My Gallipoli tour was organized by ‘Crowded House’, Eceabat. It was a day trip – 5 hours to be exact, at Euro 25 & included AC transport, lunch, entrances & the services of a qualified guide. We started at 12.30 after a delicious lunch of Turkish soup, spicy chicken wings, potatoes, vegetable & jelly. It had  rained through the night & the day was cold & wet  but that did not deter us at all.  These are about the last rains before summer sets in with temperatures of above 45 C. Also, the rains are good for the crops. We were a  small group  of 3 Aussies, 2 New Zealanders & an Indian – Me – . The Aussies were  kind of  curious about my Gallipoli connection. Why was I here  at all ?. ‘We are an ignorant lot’ said Michael, shaking his head good naturedly.

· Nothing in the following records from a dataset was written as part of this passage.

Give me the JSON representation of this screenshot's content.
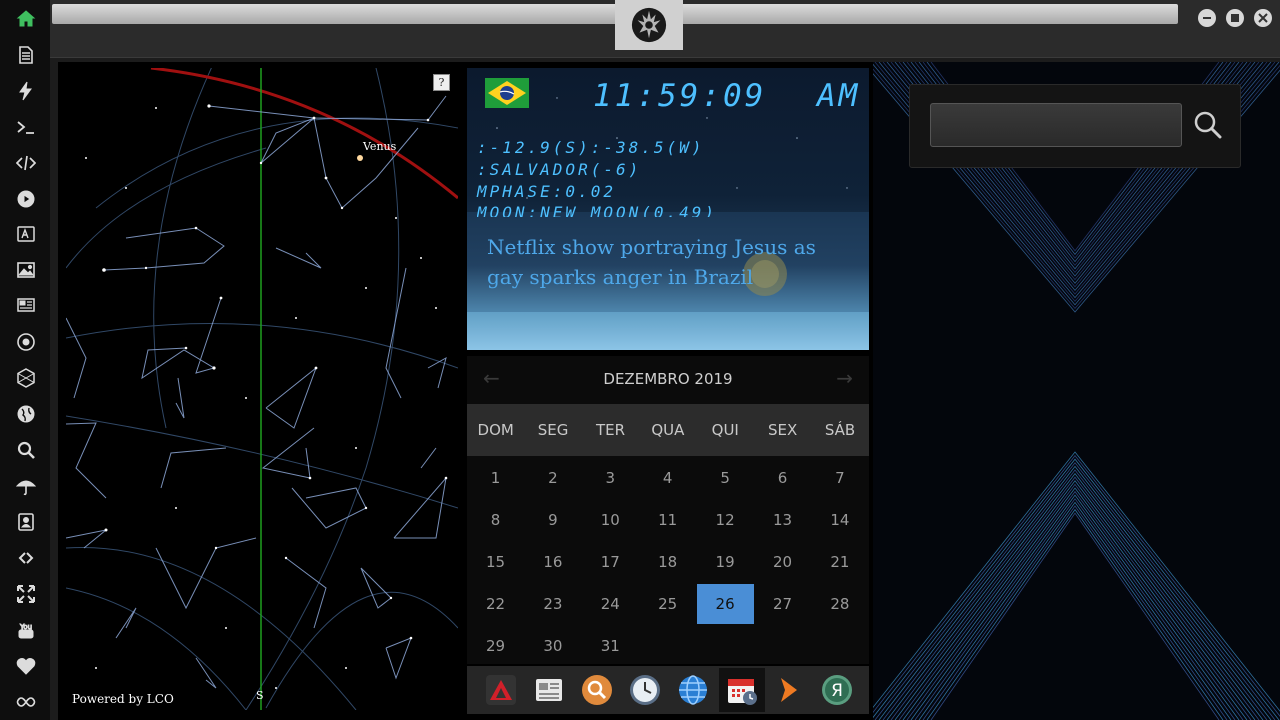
{
  "sidebar": {
    "items": [
      {
        "name": "home-icon",
        "color": "#3fbf5f"
      },
      {
        "name": "document-icon",
        "color": "#dcdcdc"
      },
      {
        "name": "lightning-icon",
        "color": "#dcdcdc"
      },
      {
        "name": "terminal-icon",
        "color": "#dcdcdc"
      },
      {
        "name": "code-icon",
        "color": "#dcdcdc"
      },
      {
        "name": "play-icon",
        "color": "#dcdcdc"
      },
      {
        "name": "translate-icon",
        "color": "#dcdcdc"
      },
      {
        "name": "image-icon",
        "color": "#dcdcdc"
      },
      {
        "name": "newspaper-icon",
        "color": "#dcdcdc"
      },
      {
        "name": "rebel-icon",
        "color": "#dcdcdc"
      },
      {
        "name": "hexagon-icon",
        "color": "#dcdcdc"
      },
      {
        "name": "globe-icon",
        "color": "#dcdcdc"
      },
      {
        "name": "search-icon",
        "color": "#dcdcdc"
      },
      {
        "name": "umbrella-icon",
        "color": "#dcdcdc"
      },
      {
        "name": "contact-icon",
        "color": "#dcdcdc"
      },
      {
        "name": "link-icon",
        "color": "#dcdcdc"
      },
      {
        "name": "expand-icon",
        "color": "#dcdcdc"
      },
      {
        "name": "youtube-icon",
        "color": "#dcdcdc"
      },
      {
        "name": "heart-icon",
        "color": "#dcdcdc"
      },
      {
        "name": "infinity-icon",
        "color": "#dcdcdc"
      }
    ]
  },
  "skymap": {
    "help": "?",
    "planet_label": "Venus",
    "powered_by": "Powered by LCO",
    "direction": "S"
  },
  "clock": {
    "time": "11:59:09",
    "ampm": "AM",
    "coords": ":-12.9(S):-38.5(W)",
    "city": ":SALVADOR(-6)",
    "mphase": "MPHASE:0.02",
    "moon": "MOON:NEW MOON(0.49)",
    "headline": "Netflix show portraying Jesus as gay sparks anger in Brazil"
  },
  "calendar": {
    "month_title": "DEZEMBRO 2019",
    "prev": "←",
    "next": "→",
    "weekdays": [
      "DOM",
      "SEG",
      "TER",
      "QUA",
      "QUI",
      "SEX",
      "SÁB"
    ],
    "weeks": [
      [
        "1",
        "2",
        "3",
        "4",
        "5",
        "6",
        "7"
      ],
      [
        "8",
        "9",
        "10",
        "11",
        "12",
        "13",
        "14"
      ],
      [
        "15",
        "16",
        "17",
        "18",
        "19",
        "20",
        "21"
      ],
      [
        "22",
        "23",
        "24",
        "25",
        "26",
        "27",
        "28"
      ],
      [
        "29",
        "30",
        "31",
        "",
        "",
        "",
        ""
      ]
    ],
    "today": "26",
    "accent": "#4a8ed6"
  },
  "dock": {
    "items": [
      {
        "name": "app-red-triangle-icon"
      },
      {
        "name": "news-reader-icon"
      },
      {
        "name": "search-app-icon"
      },
      {
        "name": "clock-app-icon"
      },
      {
        "name": "browser-globe-icon"
      },
      {
        "name": "calendar-app-icon"
      },
      {
        "name": "arrow-app-icon"
      },
      {
        "name": "yandex-icon"
      }
    ]
  },
  "search": {
    "value": "",
    "button_icon": "search-icon"
  }
}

The Gallipoli campaign of WW1  was the brain child of Sir Winston Churchill, then 1st lord of the Admiralty. He  planned to capture Constantinople / Istanbul via the Dardanelles in order to open a sea route to Russia. The British & the French were joined by the Anzacs (Australians & New Zealanders ) The Turks resisted fiercely & won a famous victory. Mustafa Kemal  their commander, was to describe it as   “ where the battle was defeated”

Gallipoli today is a peaceful wooded war site. About 40000 hectares  covered with sea pine. It was not always so. The landscape then was more shrub & dune than tree. It is a Peace park today, incredibly beautiful & serene with the all pervasive presence of Ataturk & the millions killed or maimed.

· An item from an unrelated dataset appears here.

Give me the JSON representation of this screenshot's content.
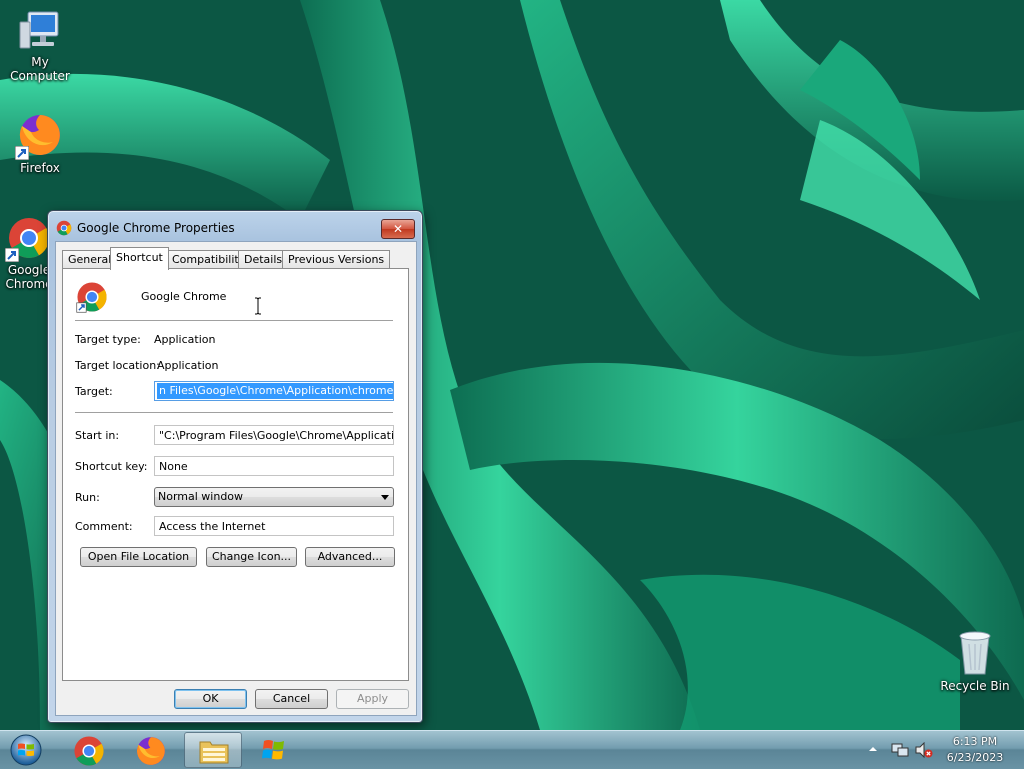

The Sphinx
Our tour began with Brighton beach where the Allies were supposed to land but did not, because of a fatal error of judgement. They landed at Anzac cove instead, a pretty beach head  further up along the curve of the sea. There is a museum & the cemetery at  Ari Burnu. More on that later. We walk past Johnstons Jolly, the Anzac trenches,  Shrapnel valley, the Nek & Walkers ridge. The ‘Sphinx ‘ is a distinctive  landmark of the area. Mute spectator to the  many battles fought  between April 25,1915 –  January 9,1916.

WW1 has  been described as the last gentleman’s war. The soldiers suffered from a shortage of  drinking water, with little to bathe & clean. During the long stalemate they were  to  endure  heat, mosquitoes, vomit, odour & the stench  of the  trenches. Bodies infested with lice & racked by disease  several died of dysentery –  the ‘Gallipoli gallop’  as they called it. The Bully beef supplied to the Anzacs smelled so foul at times that they tossed it as gifts across no mans land.  The adversaries developing a strange camaraderie tossed it back with a message : ‘ Any thing else will do. Like biscuits & sweets’. Hence,’Johnstons  Jolly’.

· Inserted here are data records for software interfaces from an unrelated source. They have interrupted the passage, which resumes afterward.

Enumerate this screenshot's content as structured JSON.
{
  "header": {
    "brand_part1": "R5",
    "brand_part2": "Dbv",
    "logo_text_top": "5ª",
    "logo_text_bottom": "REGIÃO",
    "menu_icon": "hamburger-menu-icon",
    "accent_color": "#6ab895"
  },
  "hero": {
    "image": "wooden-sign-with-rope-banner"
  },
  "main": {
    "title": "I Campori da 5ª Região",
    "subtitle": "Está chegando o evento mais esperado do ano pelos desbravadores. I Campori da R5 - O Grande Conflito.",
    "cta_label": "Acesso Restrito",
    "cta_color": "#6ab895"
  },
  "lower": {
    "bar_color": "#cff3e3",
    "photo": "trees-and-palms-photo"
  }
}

We visit the  Australian graves  at Lone Pine, the graves  of the  Turkish soldiers of the 57 Infantry regiment  & Chunuk Bair which has the graves of  soldiers from New Zealand. This is the  tallest hill feature offering a breath taking view of  both the Dardanelles & the Aegean. Its capture  was a strategic aim of the campaign.

Our guide Bulent Yilmaz Korkmaz or Bill as he likes to be called narrates it all  with a rare lack of  emotion, bias or favor. He is the best there is in the trade. Has all the facts as if he were  living witness to the horror that maimed & killed over half million nearly a century ago. He is a Turk but  sounds  Australian – almost.The result perhaps of showing so many Anzacs around  each year. Unlike them however Bill understands  the presence of a lone Indian in the group. He sidles up to me & whispers : “There are 3 Indian graves too. At Ari Burnu. Come let me show them ”.  The graves are  separate, placed just a little away from the others. The stones clearly marked. My countrymen. Here they lie in  another land having fought anothers’ war. Finally at  peace. Tranquil beside the waves. A  flowering rose bush & a field of poppies at the head.

( 21 Kohat Indian Mountain Battery was  present in the theatre of war through out. They  were never used  however  because the British feared they  would not fight  their co religionists.)